So commands are swapped. Egon takes Dan’s ship, with Digby, who spends the whole time on the wrong side of the arrogant Egon, Dan follows in Egon’s ship. He’s going to be needed to save the day, because when the ship commanded by Egon finds itself trying to land on a sea of oil, Egon’s panic crashes it into the mountains.
Dan’s temporary command includes spacemen Newcombe – an everyday, competent crewman – and Mumper who, as his name gives away, is a constant pessimist and complainer. This ship lands on the other side of the Oil ocean but in a crevasse, where it promptly suffers an avalanche. But on the Dark Star planet, the rocks are amazingly light and friable, there is no atmosphere above two thousand feet and water is at a premium, and has to be boiled down from the rocks.
Dan makes friends with the local natives, who agree to rescue the ship in return for half the water supplies. They also supply a kind of helicopter to take Dan and the crew across the ocean to find Digby, Egon and the others. They have fallen into the hands of another all-purpose dictator, Naz the Tyrant, who is working them like slaves. Egon, unlike Dan, hasn’t yet come up with an escape plan, possibly because he’s too busy eyeing up the waste-products of the water-bearing rock: gold, jewels, precious metals…
But Dan masterminds a rescue and is piloting everyone away, until one last warrior gets on board. His gun is trained on Dan, who calmly plots out for everyone to take advantage of his death to seize control and overpower the alien. This is too much for Egon who, awakened to decency and honour at the last, intercedes to sacrifice himself, dying in overcoming the warrior.
Everyone returns safely, with tons of precious gold etc, but on strict water-rationing all the way back, much to Digby’s consternation.
Operation Darkstar is a simple, straightforward story, with a slightly predictable cad-redeems-himself twist at the end. It’s got its flaws, mainly in the unexplained areas: where is the Dark Star, how far off, why are the two ships setting off at fortnightly intervals, and there’s a Hampson-shaped hole at the end the size of a Jumbo Jet in the way Dan flies back to Earth, leaving the planet’s inhabitants to go on eking out a vanishing water supply on a dying world whose atmosphere is shearing away, and instead of trying to assist, he runs off with the money.

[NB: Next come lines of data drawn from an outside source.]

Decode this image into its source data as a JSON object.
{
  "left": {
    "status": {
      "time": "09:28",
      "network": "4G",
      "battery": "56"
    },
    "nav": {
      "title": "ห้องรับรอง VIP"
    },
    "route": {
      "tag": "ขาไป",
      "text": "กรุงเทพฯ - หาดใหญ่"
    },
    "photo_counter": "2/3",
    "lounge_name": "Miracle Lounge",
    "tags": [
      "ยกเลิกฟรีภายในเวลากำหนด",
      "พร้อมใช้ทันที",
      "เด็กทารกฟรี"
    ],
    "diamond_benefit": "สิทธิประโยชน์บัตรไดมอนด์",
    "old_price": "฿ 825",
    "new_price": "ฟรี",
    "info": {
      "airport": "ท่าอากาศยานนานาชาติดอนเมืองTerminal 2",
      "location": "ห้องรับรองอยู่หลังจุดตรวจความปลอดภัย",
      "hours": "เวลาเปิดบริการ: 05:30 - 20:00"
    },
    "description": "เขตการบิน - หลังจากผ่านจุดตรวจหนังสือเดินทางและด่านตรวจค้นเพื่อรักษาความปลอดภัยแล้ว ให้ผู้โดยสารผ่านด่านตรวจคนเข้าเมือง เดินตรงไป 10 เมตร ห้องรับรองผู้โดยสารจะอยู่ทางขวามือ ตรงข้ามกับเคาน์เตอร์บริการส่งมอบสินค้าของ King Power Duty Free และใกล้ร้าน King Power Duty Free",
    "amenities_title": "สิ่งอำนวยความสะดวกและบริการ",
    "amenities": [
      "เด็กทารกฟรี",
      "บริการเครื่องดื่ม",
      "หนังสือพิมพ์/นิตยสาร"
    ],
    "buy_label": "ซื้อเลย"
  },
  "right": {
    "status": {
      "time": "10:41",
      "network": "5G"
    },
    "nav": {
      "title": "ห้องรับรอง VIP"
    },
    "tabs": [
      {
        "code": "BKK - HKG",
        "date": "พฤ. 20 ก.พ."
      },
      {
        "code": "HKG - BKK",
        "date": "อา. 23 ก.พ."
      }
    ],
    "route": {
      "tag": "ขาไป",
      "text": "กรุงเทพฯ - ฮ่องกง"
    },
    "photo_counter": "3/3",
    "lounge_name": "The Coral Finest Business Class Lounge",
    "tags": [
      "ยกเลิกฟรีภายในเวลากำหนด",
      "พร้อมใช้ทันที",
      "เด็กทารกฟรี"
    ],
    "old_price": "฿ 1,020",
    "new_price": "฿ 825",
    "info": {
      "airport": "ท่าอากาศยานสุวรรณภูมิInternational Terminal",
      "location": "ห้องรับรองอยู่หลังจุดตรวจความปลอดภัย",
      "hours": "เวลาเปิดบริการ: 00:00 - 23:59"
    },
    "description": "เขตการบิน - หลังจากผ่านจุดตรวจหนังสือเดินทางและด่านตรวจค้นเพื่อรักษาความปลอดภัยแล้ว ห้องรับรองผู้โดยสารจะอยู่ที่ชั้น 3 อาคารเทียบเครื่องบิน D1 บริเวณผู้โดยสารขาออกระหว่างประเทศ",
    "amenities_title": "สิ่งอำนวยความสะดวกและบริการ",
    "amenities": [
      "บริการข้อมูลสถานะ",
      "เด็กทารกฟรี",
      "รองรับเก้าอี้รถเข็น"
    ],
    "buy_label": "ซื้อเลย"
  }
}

But apart from that, it’s harmless, inoffensive and not actively stupid.
Watson had kept the faith. His commitment to Dan Dare had provided a rallying point for the strip’s readers. There was something worthwhile to keep coming back for, every week, so they kept coming back, and they kept demanding Dan be restored to the cover, be restored to colour. They were almost on the point of being rewarded.